No matter, it was a risk anyone on a mission to win basic civil rights in America’s gang zones had to take. And it was a risk I owed to past crusaders who struggled and died over centuries for my freedom—to live in safety, dignity and liberty.
I am the great-granddaughter of slaves and slave owners. As an Ivy League–educated lawyer, I have collected fully on America’s promise, cresting atop my family’s meteoric rise from legal chattel to legal counsel in three generations.
I detract nothing from my hard work, but without the sacrifice of pioneers, my family’s talent and the advantages of being light-skinned, I would not have reached the mountaintop Martin Luther King Jr. glimpsed right before his death. We all stand on their shoulders and eternally in their debt.
I am free. But because far too many are not, I left the playgrounds of profit to take up the battleground for access. From the garrisons of the NAACP Legal Defense Fund and the Advancement Project, our teams stormed today’s Bastilles: battling police brutality, freeing innocents from death row, helping Mayor Riordan and Genethia Hayes mount a takeover of LAUSD, empowering bus riders with a $2 billion victory over the MTA and crusading for overall freedom from violence.
We should be proud that this work changed the odds.
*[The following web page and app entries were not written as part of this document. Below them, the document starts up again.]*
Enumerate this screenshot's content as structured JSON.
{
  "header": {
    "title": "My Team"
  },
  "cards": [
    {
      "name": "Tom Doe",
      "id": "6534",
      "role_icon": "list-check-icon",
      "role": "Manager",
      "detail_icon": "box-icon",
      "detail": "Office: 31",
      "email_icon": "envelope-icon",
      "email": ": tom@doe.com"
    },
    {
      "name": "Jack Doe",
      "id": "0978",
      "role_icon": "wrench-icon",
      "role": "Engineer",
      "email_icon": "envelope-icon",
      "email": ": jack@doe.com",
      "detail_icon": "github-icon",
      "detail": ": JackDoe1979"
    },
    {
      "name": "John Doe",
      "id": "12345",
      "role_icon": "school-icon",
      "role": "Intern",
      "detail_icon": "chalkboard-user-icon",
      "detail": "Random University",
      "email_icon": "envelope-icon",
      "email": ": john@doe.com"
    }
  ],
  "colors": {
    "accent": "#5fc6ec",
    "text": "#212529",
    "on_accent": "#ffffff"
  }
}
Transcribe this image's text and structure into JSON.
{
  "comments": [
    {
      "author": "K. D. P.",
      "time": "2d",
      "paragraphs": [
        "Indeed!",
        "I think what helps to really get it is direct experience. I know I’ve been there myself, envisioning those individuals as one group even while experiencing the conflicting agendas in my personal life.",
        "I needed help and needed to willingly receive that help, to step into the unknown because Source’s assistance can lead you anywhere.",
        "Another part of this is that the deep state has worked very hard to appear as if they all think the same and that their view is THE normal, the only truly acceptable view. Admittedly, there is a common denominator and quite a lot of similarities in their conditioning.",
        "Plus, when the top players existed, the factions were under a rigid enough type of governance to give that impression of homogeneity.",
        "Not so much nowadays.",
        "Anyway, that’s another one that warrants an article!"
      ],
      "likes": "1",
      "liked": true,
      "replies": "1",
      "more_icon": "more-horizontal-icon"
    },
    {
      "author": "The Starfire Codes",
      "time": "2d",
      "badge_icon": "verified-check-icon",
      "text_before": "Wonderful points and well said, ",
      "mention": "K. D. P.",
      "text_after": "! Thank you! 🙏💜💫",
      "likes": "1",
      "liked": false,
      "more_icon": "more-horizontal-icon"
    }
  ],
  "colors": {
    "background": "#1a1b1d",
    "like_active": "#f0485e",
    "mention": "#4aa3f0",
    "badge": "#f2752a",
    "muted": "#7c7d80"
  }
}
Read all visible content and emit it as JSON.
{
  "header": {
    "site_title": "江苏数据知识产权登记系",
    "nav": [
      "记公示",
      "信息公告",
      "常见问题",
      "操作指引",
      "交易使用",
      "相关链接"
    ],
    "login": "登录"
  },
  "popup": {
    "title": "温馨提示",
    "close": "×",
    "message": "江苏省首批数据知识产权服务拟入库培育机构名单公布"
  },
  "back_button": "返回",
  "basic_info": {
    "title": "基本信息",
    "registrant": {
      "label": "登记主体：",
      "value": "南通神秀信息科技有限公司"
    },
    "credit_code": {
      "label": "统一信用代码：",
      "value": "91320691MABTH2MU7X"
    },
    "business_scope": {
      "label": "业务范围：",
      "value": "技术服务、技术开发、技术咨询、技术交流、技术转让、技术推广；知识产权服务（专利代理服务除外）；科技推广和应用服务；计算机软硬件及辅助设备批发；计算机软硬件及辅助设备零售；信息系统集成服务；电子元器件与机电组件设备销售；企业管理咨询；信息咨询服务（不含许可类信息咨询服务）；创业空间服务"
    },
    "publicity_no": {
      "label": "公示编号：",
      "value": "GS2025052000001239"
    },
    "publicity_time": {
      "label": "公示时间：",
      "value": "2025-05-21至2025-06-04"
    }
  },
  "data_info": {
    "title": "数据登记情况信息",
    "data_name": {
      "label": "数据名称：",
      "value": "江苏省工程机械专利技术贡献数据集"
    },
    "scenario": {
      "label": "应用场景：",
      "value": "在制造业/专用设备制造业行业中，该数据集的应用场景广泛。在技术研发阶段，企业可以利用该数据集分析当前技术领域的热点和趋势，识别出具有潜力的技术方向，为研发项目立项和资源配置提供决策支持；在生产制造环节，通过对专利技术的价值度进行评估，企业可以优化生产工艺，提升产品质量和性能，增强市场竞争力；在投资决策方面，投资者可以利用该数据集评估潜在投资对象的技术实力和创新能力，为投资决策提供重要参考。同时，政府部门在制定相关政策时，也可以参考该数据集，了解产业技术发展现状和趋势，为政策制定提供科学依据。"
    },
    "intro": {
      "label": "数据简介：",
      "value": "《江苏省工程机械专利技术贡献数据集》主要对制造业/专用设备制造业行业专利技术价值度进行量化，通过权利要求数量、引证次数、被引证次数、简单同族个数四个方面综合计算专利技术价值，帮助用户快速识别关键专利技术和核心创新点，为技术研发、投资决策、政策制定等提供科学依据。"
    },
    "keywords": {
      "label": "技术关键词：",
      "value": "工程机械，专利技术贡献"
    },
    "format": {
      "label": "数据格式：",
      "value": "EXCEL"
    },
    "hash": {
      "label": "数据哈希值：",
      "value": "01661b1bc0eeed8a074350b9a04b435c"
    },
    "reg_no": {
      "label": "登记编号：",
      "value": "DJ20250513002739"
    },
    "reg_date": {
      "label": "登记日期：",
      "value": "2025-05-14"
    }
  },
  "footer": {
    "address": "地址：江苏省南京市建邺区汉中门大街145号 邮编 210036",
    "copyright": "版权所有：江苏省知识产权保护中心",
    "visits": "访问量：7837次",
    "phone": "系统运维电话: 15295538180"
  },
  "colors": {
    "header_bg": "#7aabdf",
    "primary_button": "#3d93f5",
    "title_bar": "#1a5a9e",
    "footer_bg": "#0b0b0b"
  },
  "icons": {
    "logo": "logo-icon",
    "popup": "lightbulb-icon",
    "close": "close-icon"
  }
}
As one magazine noted, we have “picked up where Clarence Darrow left off.” But win-loss tallies in the courts often miss the choke points in the streets and obscure the structural inequity that is a dagger at the throat of our democracy.
It has become painfully clear to me that until our poorest children also reach the mountaintop, and until the country understands that the final cost of their chronic destitution will be our own destruction, we have work to do.
My quest for safety in the kill zones began the moment I un-derstood children died daily for simply wandering into the wrong neighborhood. The mission has tested every-thing I’ve become to repay those who advanced “freedom from fear” and “freedom from want” on a much riskier vigil than mine.
Our ancestors are watching. When the time comes to join them, I do not plan on explaining how indifference kept us from delivering the basic safety upon which freedom rests.
Not on my watch.
Adapted from Power Concedes Nothing: One Woman’s Quest for Social Justice in America, from the Courtroom to the Kill Zones, by Connie Rice, published by Scribner. Copyright 2012; all rights reserved. Printed by arrangement with Mary Evans Inc.
CONNIE RICE, internationally renowned civil-rights attorney, is an award-winning activist and cousin of Condoleezza Rice.